Well, it took a while, but the AP is now covering it.
Why? Because the settlement is final (Judge Cavanaugh’s non-precedential opinion PDF — 12 pages, made public yesterday).
Here’s some of my New Years’ Bowl Game Day 2012 background on what is still to come:
. . . .Said another way, the insurers expect that there is only an around 5 percent chance that the $7.5 billion would be awarded by a jury. The expert, in his law review article, quotes an insurer (anonymously, for obvious reasons), thus — particularly apt, as it refers to another pharma securities fraud case:
. . . .Pfizer has — I’m talking off the top of my head — 3 billion shares outstanding, and the stock went down 10 bucks. That’s $30 billion of damages. 5% of that is $1.5 billion. Settlement.

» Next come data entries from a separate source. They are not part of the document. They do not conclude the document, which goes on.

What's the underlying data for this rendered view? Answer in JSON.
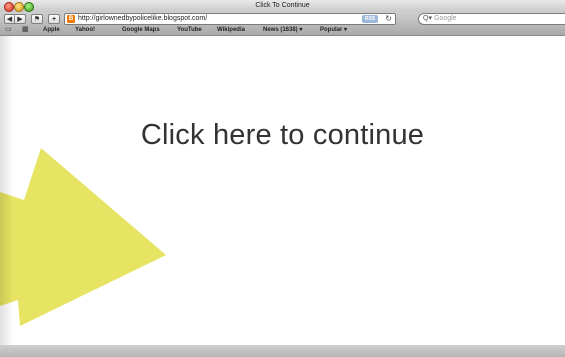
{
  "window": {
    "title": "Click To Continue"
  },
  "toolbar": {
    "back_glyph": "◀",
    "forward_glyph": "▶",
    "bookmarks_glyph": "⚑",
    "add_glyph": "+",
    "address": "http://girlownedbypolicelike.blogspot.com/",
    "favicon_letter": "B",
    "rss_label": "RSS",
    "reload_glyph": "↻",
    "search_icon": "Q▾",
    "search_placeholder": "Google"
  },
  "bookmarks": {
    "book_icon": "📖",
    "grid_icon": "▦",
    "items": [
      "Apple",
      "Yahoo!",
      "Google Maps",
      "YouTube",
      "Wikipedia",
      "News (1638) ▾",
      "Popular ▾"
    ]
  },
  "content": {
    "headline": "Click here to continue",
    "arrow_color": "#e6e462"
  }
}
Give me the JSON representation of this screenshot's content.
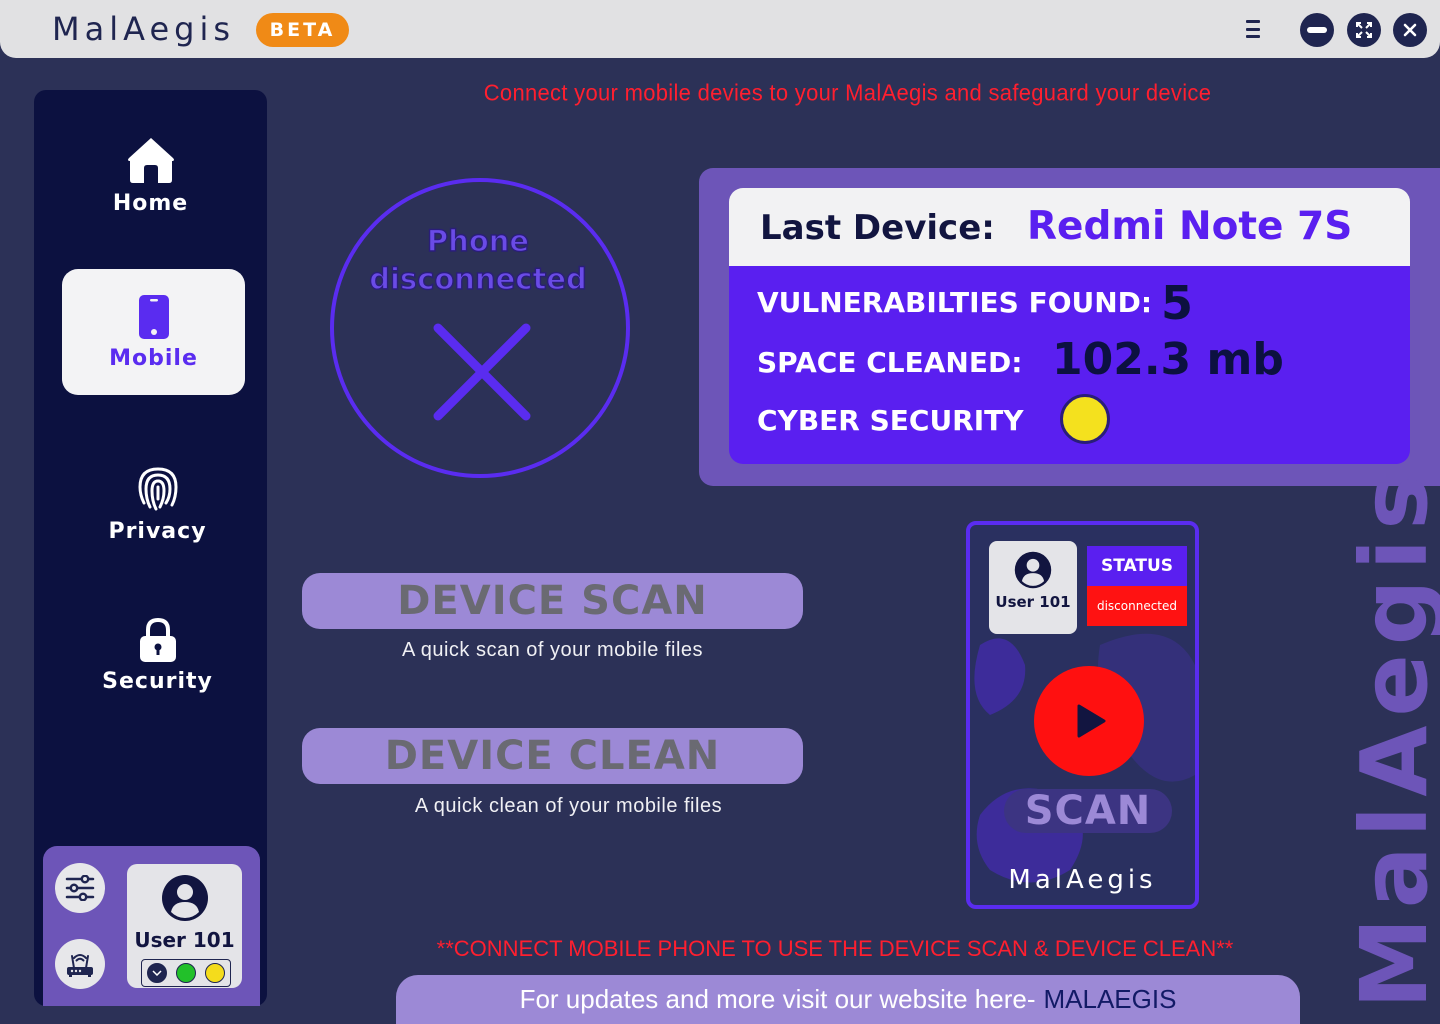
{
  "app": {
    "title": "MalAegis",
    "badge": "BETA"
  },
  "window_controls": {
    "menu": "menu-icon",
    "minimize": "minimize-icon",
    "maximize": "maximize-icon",
    "close": "close-icon"
  },
  "headline": "Connect your mobile devies to your MalAegis and safeguard your device",
  "sidebar": {
    "items": [
      {
        "label": "Home",
        "icon": "home-icon",
        "active": false
      },
      {
        "label": "Mobile",
        "icon": "mobile-icon",
        "active": true
      },
      {
        "label": "Privacy",
        "icon": "fingerprint-icon",
        "active": false
      },
      {
        "label": "Security",
        "icon": "lock-icon",
        "active": false
      }
    ],
    "user": {
      "name": "User 101",
      "status_colors": [
        "#1f2550",
        "#22c02a",
        "#f4dc1c"
      ]
    }
  },
  "phone": {
    "status_line1": "Phone",
    "status_line2": "disconnected"
  },
  "device": {
    "label": "Last Device:",
    "name": "Redmi Note 7S",
    "vuln_label": "VULNERABILTIES FOUND:",
    "vuln_value": "5",
    "space_label": "SPACE CLEANED:",
    "space_value": "102.3 mb",
    "security_label": "CYBER SECURITY",
    "security_color": "#f4e11e"
  },
  "actions": {
    "scan_label": "DEVICE SCAN",
    "scan_desc": "A quick scan of your mobile files",
    "clean_label": "DEVICE CLEAN",
    "clean_desc": "A quick clean of your mobile files"
  },
  "scan_widget": {
    "user": "User 101",
    "status_title": "STATUS",
    "status_value": "disconnected",
    "scan_label": "SCAN",
    "brand": "MalAegis"
  },
  "watermark": "MalAegis",
  "bottom_note": "**CONNECT MOBILE PHONE TO USE THE DEVICE SCAN & DEVICE CLEAN**",
  "footer": {
    "text": "For updates and more visit our website here-",
    "link": "MALAEGIS"
  },
  "colors": {
    "accent": "#5a1ff0",
    "lavender": "#6d55b8",
    "sidebar": "#0c1140",
    "background": "#2c3157",
    "alert": "#ff1f2f",
    "brand_orange": "#f08a16"
  }
}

And you go to a judge and say, “The damages are $30 billion. We are proposing a settlement that is 5%. How can you say that is unreasonable?” And we say, “It’s unreasonable because it doesn’t reflect the liability,” and they say, “Sure it does. It’s 5% of the total, but it could happen. So it is 5-to-95 chance to win. Yes, it’s a perfect discount. . . .”
And so sometimes the numbers will in and of themselves take over, and I have that on a number of the pharmaceutical companies or large, large, jumbo-cap companies. I have it with General Motors, General Electric. The stock ticks down $2, which isn’t enormous. It’s not a free fall[. It’s] based on some news that might be innocuous, and it’s enough because that creates a damage pool that is into the billions which immediately gets the plaintiffs’ lawyers out because there [are] damages, and the case has value irrespective of the merits. . . .
If you look at the numbers, the settlement compared to the damages, you are talking anywhere from 2% to 6% of [plaintiffs’-style damages]. . . .
So, applying this to the ENHANCE facts, at legacy Schering-Plough/New Merck, we multiply $7.5 billion times 2 percent to get $150 million. If it is 6 percent, we’d yield a settlement value of $450 million. So something between $200 million, and $500 million, is the likely rough value of the cases still pending, for damages — according to the parties’ own jointly selected settlement defense expert. And that’s before approaching the involved lead underwriters, in the Schering-Plough convertible securities offerings, back in August of 2007 (some $4 billion worth, in the aggregate).
There are still several ENHANCE era would be federal class action securities lawsuits pending — though most are now either before a mediator, or a team of mediators, with views (on all sides) toward finding an agreed settlement posture.
All of those are far more likely to involve money damages, rather than corporate governance reforms, in my estimation.
In that regard, Merck’s From 10-K recently disclosed (for the first time, I think — in Footnote 12, on page 121) that it carries insurance of around $250 million for such claims. Even so, Merck says its reserves are adequate for defense costs only — not (necessarily) potential settlement payout amounts. Interesting.